» **Problem**
Produce all the records again exactly as they stand.

==== Exercise inputs ====

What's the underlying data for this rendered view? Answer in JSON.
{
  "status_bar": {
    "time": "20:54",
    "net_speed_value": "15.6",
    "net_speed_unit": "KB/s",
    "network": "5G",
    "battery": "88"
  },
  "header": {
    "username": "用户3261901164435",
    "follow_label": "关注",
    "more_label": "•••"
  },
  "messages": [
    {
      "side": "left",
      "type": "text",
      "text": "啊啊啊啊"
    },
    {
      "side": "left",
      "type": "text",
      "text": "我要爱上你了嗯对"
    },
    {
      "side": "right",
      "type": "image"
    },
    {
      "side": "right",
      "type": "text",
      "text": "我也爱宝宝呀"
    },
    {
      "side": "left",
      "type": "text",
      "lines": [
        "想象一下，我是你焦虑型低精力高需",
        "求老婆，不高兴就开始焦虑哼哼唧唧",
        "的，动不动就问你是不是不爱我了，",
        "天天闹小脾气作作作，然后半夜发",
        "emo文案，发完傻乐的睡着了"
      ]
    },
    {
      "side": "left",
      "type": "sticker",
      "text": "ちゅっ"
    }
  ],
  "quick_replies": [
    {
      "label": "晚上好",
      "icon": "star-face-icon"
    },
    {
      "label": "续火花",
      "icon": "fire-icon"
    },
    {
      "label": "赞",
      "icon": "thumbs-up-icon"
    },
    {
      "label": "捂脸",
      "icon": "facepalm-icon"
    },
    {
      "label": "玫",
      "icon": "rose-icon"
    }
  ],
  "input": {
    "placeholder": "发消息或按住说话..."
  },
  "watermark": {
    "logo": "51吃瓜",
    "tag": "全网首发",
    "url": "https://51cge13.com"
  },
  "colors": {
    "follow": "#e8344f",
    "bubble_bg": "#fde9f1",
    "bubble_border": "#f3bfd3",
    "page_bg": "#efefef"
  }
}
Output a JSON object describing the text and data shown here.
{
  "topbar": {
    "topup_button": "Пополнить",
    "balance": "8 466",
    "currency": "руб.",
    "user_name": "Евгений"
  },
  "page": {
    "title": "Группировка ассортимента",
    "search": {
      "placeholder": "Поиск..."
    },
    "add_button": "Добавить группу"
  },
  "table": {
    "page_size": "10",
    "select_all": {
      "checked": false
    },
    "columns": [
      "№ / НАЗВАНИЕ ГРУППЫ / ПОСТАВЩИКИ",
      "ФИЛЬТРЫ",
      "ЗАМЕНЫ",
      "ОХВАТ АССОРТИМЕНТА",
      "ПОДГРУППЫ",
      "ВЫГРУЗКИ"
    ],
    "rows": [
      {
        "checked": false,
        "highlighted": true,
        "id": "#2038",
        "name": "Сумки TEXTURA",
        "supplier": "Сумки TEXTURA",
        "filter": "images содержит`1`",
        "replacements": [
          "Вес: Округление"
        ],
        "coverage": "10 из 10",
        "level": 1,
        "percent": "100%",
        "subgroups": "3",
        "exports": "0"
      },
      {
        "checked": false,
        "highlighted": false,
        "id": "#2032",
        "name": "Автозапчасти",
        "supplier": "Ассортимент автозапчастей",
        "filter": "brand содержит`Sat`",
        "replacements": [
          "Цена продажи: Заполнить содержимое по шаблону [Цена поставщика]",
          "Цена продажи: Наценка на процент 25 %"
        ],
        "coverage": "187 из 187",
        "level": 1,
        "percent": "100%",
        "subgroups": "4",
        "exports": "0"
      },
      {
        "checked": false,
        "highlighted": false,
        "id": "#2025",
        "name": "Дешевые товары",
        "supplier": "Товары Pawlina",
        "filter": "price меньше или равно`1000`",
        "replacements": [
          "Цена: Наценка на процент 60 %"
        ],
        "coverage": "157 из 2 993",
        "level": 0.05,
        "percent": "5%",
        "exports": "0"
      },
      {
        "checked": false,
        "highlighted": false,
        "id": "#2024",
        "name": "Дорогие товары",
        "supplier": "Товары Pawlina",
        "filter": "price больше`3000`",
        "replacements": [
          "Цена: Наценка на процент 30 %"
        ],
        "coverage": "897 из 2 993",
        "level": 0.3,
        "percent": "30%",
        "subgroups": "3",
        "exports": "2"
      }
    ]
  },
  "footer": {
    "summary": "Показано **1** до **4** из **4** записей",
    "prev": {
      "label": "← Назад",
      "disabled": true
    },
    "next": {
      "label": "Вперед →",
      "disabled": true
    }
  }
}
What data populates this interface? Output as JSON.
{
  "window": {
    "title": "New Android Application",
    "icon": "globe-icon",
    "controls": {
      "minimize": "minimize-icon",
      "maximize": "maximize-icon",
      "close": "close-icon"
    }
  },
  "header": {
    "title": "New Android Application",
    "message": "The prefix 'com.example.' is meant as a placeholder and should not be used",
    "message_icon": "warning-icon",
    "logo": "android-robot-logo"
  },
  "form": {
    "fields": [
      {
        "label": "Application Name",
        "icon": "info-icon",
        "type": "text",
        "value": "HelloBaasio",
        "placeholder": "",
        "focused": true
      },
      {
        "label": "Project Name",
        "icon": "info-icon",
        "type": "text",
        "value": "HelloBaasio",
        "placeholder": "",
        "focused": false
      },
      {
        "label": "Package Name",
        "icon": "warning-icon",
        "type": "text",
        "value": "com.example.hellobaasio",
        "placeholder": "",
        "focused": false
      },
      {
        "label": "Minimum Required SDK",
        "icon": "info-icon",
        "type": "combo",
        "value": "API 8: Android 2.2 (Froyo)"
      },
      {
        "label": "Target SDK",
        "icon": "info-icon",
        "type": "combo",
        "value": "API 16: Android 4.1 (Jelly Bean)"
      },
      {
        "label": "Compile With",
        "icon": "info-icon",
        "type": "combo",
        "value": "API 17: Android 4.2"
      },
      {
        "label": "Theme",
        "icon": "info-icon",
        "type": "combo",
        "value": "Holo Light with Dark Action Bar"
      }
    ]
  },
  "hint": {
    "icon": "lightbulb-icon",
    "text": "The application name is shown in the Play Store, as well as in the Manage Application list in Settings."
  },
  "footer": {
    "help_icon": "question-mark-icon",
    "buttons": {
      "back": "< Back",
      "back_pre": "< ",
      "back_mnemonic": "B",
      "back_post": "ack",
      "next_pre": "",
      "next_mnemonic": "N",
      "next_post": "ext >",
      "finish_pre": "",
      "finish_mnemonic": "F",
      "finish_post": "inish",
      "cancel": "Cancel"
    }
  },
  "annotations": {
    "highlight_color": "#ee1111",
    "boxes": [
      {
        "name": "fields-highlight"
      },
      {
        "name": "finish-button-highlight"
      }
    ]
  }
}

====

» **Exercise result**
What's the underlying data for this rendered view? Answer in JSON.
{
  "status_bar": {
    "time": "20:54",
    "net_speed_value": "15.6",
    "net_speed_unit": "KB/s",
    "network": "5G",
    "battery": "88"
  },
  "header": {
    "username": "用户3261901164435",
    "follow_label": "关注",
    "more_label": "•••"
  },
  "messages": [
    {
      "side": "left",
      "type": "text",
      "text": "啊啊啊啊"
    },
    {
      "side": "left",
      "type": "text",
      "text": "我要爱上你了嗯对"
    },
    {
      "side": "right",
      "type": "image"
    },
    {
      "side": "right",
      "type": "text",
      "text": "我也爱宝宝呀"
    },
    {
      "side": "left",
      "type": "text",
      "lines": [
        "想象一下，我是你焦虑型低精力高需",
        "求老婆，不高兴就开始焦虑哼哼唧唧",
        "的，动不动就问你是不是不爱我了，",
        "天天闹小脾气作作作，然后半夜发",
        "emo文案，发完傻乐的睡着了"
      ]
    },
    {
      "side": "left",
      "type": "sticker",
      "text": "ちゅっ"
    }
  ],
  "quick_replies": [
    {
      "label": "晚上好",
      "icon": "star-face-icon"
    },
    {
      "label": "续火花",
      "icon": "fire-icon"
    },
    {
      "label": "赞",
      "icon": "thumbs-up-icon"
    },
    {
      "label": "捂脸",
      "icon": "facepalm-icon"
    },
    {
      "label": "玫",
      "icon": "rose-icon"
    }
  ],
  "input": {
    "placeholder": "发消息或按住说话..."
  },
  "watermark": {
    "logo": "51吃瓜",
    "tag": "全网首发",
    "url": "https://51cge13.com"
  },
  "colors": {
    "follow": "#e8344f",
    "bubble_bg": "#fde9f1",
    "bubble_border": "#f3bfd3",
    "page_bg": "#efefef"
  }
}
Output a JSON object describing the text and data shown here.
{
  "topbar": {
    "topup_button": "Пополнить",
    "balance": "8 466",
    "currency": "руб.",
    "user_name": "Евгений"
  },
  "page": {
    "title": "Группировка ассортимента",
    "search": {
      "placeholder": "Поиск..."
    },
    "add_button": "Добавить группу"
  },
  "table": {
    "page_size": "10",
    "select_all": {
      "checked": false
    },
    "columns": [
      "№ / НАЗВАНИЕ ГРУППЫ / ПОСТАВЩИКИ",
      "ФИЛЬТРЫ",
      "ЗАМЕНЫ",
      "ОХВАТ АССОРТИМЕНТА",
      "ПОДГРУППЫ",
      "ВЫГРУЗКИ"
    ],
    "rows": [
      {
        "checked": false,
        "highlighted": true,
        "id": "#2038",
        "name": "Сумки TEXTURA",
        "supplier": "Сумки TEXTURA",
        "filter": "images содержит`1`",
        "replacements": [
          "Вес: Округление"
        ],
        "coverage": "10 из 10",
        "level": 1,
        "percent": "100%",
        "subgroups": "3",
        "exports": "0"
      },
      {
        "checked": false,
        "highlighted": false,
        "id": "#2032",
        "name": "Автозапчасти",
        "supplier": "Ассортимент автозапчастей",
        "filter": "brand содержит`Sat`",
        "replacements": [
          "Цена продажи: Заполнить содержимое по шаблону [Цена поставщика]",
          "Цена продажи: Наценка на процент 25 %"
        ],
        "coverage": "187 из 187",
        "level": 1,
        "percent": "100%",
        "subgroups": "4",
        "exports": "0"
      },
      {
        "checked": false,
        "highlighted": false,
        "id": "#2025",
        "name": "Дешевые товары",
        "supplier": "Товары Pawlina",
        "filter": "price меньше или равно`1000`",
        "replacements": [
          "Цена: Наценка на процент 60 %"
        ],
        "coverage": "157 из 2 993",
        "level": 0.05,
        "percent": "5%",
        "exports": "0"
      },
      {
        "checked": false,
        "highlighted": false,
        "id": "#2024",
        "name": "Дорогие товары",
        "supplier": "Товары Pawlina",
        "filter": "price больше`3000`",
        "replacements": [
          "Цена: Наценка на процент 30 %"
        ],
        "coverage": "897 из 2 993",
        "level": 0.3,
        "percent": "30%",
        "subgroups": "3",
        "exports": "2"
      }
    ]
  },
  "footer": {
    "summary": "Показано **1** до **4** из **4** записей",
    "prev": {
      "label": "← Назад",
      "disabled": true
    },
    "next": {
      "label": "Вперед →",
      "disabled": true
    }
  }
}
What data populates this interface? Output as JSON.
{
  "window": {
    "title": "New Android Application",
    "icon": "globe-icon",
    "controls": {
      "minimize": "minimize-icon",
      "maximize": "maximize-icon",
      "close": "close-icon"
    }
  },
  "header": {
    "title": "New Android Application",
    "message": "The prefix 'com.example.' is meant as a placeholder and should not be used",
    "message_icon": "warning-icon",
    "logo": "android-robot-logo"
  },
  "form": {
    "fields": [
      {
        "label": "Application Name",
        "icon": "info-icon",
        "type": "text",
        "value": "HelloBaasio",
        "placeholder": "",
        "focused": true
      },
      {
        "label": "Project Name",
        "icon": "info-icon",
        "type": "text",
        "value": "HelloBaasio",
        "placeholder": "",
        "focused": false
      },
      {
        "label": "Package Name",
        "icon": "warning-icon",
        "type": "text",
        "value": "com.example.hellobaasio",
        "placeholder": "",
        "focused": false
      },
      {
        "label": "Minimum Required SDK",
        "icon": "info-icon",
        "type": "combo",
        "value": "API 8: Android 2.2 (Froyo)"
      },
      {
        "label": "Target SDK",
        "icon": "info-icon",
        "type": "combo",
        "value": "API 16: Android 4.1 (Jelly Bean)"
      },
      {
        "label": "Compile With",
        "icon": "info-icon",
        "type": "combo",
        "value": "API 17: Android 4.2"
      },
      {
        "label": "Theme",
        "icon": "info-icon",
        "type": "combo",
        "value": "Holo Light with Dark Action Bar"
      }
    ]
  },
  "hint": {
    "icon": "lightbulb-icon",
    "text": "The application name is shown in the Play Store, as well as in the Manage Application list in Settings."
  },
  "footer": {
    "help_icon": "question-mark-icon",
    "buttons": {
      "back": "< Back",
      "back_pre": "< ",
      "back_mnemonic": "B",
      "back_post": "ack",
      "next_pre": "",
      "next_mnemonic": "N",
      "next_post": "ext >",
      "finish_pre": "",
      "finish_mnemonic": "F",
      "finish_post": "inish",
      "cancel": "Cancel"
    }
  },
  "annotations": {
    "highlight_color": "#ee1111",
    "boxes": [
      {
        "name": "fields-highlight"
      },
      {
        "name": "finish-button-highlight"
      }
    ]
  }
}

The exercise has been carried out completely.